Tim, Sunday, 26 April 2020 09:15 (five months ago) link

Gerard Manley Hopkins - Poems and Prose
Gottfried Benn - Poems and Prose

Benn's essays make him out to be just an appalling individual: the man who keeps quiet and goes about his work, disregarding what is going on outside in the way he waves away at Nazism (not quite working outright with the regime but just keeping his head down the whole time), and finding the eugenicism more than a bit ok. Writes away after all is said and done as if nothing has happened, collecting prizes and acclaim.

Then I turned to his poems and they are often great. The usual riddle.

The Hopkins poems and journals are a marvel tho'. Nature and god find an intensity in a set of poems that were written by this...jesuit priest? No bohemians around. The Geoffrey Hill lecture on the one poem (Monumentality and bidding) is a good companion to read this with.

xyzzzz__, Sunday, 26 April 2020 14:40 (five months ago) link

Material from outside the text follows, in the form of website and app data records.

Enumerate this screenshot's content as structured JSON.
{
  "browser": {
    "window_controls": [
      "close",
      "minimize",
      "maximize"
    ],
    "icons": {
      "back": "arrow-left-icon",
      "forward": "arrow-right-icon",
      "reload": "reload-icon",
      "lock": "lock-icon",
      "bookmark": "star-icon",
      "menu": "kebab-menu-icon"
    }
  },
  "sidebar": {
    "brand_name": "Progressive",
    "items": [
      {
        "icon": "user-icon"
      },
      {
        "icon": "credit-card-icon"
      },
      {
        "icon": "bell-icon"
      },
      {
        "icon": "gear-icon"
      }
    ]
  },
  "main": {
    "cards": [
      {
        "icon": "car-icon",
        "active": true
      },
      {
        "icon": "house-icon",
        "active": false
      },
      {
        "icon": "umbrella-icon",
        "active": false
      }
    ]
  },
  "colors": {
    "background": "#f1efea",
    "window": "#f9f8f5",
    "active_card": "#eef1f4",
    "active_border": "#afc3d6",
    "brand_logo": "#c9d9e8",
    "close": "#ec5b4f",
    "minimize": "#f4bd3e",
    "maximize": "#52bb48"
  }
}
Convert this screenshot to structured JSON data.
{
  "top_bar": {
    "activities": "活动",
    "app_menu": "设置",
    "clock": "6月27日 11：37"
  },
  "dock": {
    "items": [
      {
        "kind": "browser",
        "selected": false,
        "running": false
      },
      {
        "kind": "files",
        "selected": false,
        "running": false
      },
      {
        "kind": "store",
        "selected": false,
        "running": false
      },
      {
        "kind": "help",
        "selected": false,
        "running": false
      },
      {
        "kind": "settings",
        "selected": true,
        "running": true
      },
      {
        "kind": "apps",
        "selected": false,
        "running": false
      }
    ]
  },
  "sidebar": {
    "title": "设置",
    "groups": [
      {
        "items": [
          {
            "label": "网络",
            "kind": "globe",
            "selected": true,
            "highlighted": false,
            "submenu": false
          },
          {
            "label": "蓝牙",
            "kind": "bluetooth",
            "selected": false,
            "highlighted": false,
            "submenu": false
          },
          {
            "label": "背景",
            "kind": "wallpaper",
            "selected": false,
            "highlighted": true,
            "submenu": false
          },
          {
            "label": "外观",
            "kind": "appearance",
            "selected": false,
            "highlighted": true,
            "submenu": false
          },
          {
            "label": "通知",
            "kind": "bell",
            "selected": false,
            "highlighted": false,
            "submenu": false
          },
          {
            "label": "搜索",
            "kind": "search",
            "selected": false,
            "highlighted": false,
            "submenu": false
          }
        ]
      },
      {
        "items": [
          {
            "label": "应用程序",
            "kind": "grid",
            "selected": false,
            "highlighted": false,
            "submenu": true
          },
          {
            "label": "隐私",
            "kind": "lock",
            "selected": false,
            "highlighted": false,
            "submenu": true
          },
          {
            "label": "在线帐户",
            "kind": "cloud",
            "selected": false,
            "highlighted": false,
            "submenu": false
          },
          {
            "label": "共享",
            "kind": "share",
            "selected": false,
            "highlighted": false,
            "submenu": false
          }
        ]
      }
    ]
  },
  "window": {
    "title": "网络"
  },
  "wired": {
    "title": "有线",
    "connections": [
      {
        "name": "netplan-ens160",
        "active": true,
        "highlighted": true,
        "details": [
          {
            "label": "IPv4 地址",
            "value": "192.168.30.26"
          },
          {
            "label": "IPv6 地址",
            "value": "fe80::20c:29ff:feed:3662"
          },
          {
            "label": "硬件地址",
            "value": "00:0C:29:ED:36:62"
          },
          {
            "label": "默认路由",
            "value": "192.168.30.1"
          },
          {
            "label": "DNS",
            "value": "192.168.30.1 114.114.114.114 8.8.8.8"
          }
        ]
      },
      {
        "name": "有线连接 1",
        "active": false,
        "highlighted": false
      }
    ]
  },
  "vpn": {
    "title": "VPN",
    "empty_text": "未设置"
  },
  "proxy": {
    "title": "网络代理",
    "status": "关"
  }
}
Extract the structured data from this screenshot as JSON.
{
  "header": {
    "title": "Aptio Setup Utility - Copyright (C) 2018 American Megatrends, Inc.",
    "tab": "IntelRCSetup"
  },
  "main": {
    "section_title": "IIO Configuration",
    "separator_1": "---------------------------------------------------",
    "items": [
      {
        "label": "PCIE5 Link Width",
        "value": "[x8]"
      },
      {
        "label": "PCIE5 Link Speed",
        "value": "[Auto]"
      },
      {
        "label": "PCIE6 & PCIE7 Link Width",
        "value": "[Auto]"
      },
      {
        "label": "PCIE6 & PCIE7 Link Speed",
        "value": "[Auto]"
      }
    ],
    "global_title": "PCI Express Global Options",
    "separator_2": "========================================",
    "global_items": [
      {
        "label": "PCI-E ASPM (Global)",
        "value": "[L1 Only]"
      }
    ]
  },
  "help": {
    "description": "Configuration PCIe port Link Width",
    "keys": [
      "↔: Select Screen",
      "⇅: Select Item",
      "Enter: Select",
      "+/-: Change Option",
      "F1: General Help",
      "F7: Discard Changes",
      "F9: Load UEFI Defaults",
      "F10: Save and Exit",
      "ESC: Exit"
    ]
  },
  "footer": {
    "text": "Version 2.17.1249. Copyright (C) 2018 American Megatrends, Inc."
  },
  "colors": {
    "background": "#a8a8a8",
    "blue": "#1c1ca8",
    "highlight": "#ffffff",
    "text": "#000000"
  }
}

we have Spring 2020 'What Are You Reading?' thread now. we're right up with times:

"And sport no more seen / On the darkening green" -- What are you reading SPRING 2020?

A is for (Aimless), Sunday, 26 April 2020 16:56 (five months ago) link

Ah thanks didn't read the title

xyzzzz__, Sunday, 26 April 2020 19:45 (five months ago) link

lock thread...

koogs, Sunday, 26 April 2020 20:10 (five months ago) link

You must be logged in to post. Please either login here, or if you are not registered, you may register here.